Browser's URL field automatically do this transformation of encoding when you paste a url and visit the site. However, different browser do not agree which characters should be encoded.
This page discuss this issue.
Browser Behavior of Percent Encoded URL
paste it into browser's url field.
Study_(D%C3%BCrer)← Google Chrome
Another example. Start with:
Sylvester%E2%80%93Gallai_theorem← Google Chrome
All results are on Windows Vista, using latest public released version of the browsers as of 2010-05-24.
Browser Behavior of Url Containing Unicode and Parenthesis
Copy this line:
then go to browser, open a new tab, paste the line into the URL field, then press Enter to load the page.
Then, select URL field and copy the URL. Then, paste in a text editor. Here are the results (on Windows browsers):
Study_(D%C3%BCrer)← Google Chrome
Study_(Dürer)← Safari, Opera, Internet Explorer
Summary of Browser's Behaviors on URL Percent Encoding
Here is some summary of the behavior.
- Firefox (v 3.6.3), is the most aggressive in turning characters in URL into the percent encoded form.
- Google Chrome (22.214.171.1244 (45376)) will change Unicode chars into percent encoded form, but not parenthesis chars.
- Safari (4.0.5 (531.22.7)) does convert some percent encoded chars into plain Unicode char, but not all.
- Opera (v 10.10, build 1893) is the best, it shows Unicode and paren and en-dash as is.

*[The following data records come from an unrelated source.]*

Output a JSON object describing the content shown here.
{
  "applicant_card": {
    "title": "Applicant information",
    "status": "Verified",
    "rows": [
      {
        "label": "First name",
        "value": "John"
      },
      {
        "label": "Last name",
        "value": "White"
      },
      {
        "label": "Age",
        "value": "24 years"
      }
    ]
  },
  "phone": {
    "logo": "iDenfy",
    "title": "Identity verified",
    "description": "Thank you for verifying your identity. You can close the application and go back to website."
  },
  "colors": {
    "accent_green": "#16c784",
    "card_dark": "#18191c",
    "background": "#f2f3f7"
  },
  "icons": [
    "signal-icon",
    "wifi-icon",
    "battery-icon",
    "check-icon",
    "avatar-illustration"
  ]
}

- IE (8.0.6001.18904), seems to take the approach that it doesn't do anything to the URL. Whatever you pasted in, remains unchanged.
There are several issues going on about this.
First, just what characters in URL needs to be encoded?
Now, what browsers do in the URL field, arguably has nothing to do with the URL spec. Because it's just a user interface appearance issue. Any encoding, if necessary, can be done when browser actually tries to transmit that URL or do whatever. This is why, we see different behaviors in browsers.
Further, IRI (Internationalized Resource Identifier) became popular since say 2010. IRI basically is just URL except it allows NON-ASCII characters to be in URL as is, sans encoding.
Further more, a separate issue that adds to the confusion is that, if the URL is inside a HTML doc, then the
U+3C: LESS-THAN SIGN
U+3E: GREATER-THAN SIGN
all needs to be encoded in another way, called ampersand encoding.
see URL Percent Encoding and Ampersand Char
- An Introduction to Multilingual Web Addresses At http://www.w3.org/International/articles/idn-and-iri/
- [ Internationalized Resource Identifier ] [ https://en.wikipedia.org/wiki/Internationalized_Resource_Identifier ]
- [ XRI ] [ https://en.wikipedia.org/wiki/XRI ]
- [ Internationalized domain name ] [ https://en.wikipedia.org/wiki/Internationalized_domain_name ]
- [ Punycode ] [ https://en.wikipedia.org/wiki/Punycode ]
Unicode, Encoding, Escape Sequence, Issues
- Unicode Symbol for “e.g.” (exempli gratia)
- Semantics and Symbols: Examples of Unicode Symbols Usage
- Semantic of Symbol: Unicode Ellipsis Symbol vs Dot Dot Dot
- Problems of Symbol Congestion in Computer Languages; ASCII Jam vs Unicode
- Programing Language Design: String Syntax
- Syntax Design: Use of Unicode Matching Brackets as Specialized Delimiters
- Unicode Semantics: the ∀ in Turn A Gundam
- URL Percent Encoding and Unicode
- URL Percent Encoding and Ampersand Char
- Semantic of Symbols: HTML Entities, Ampersand, Unicode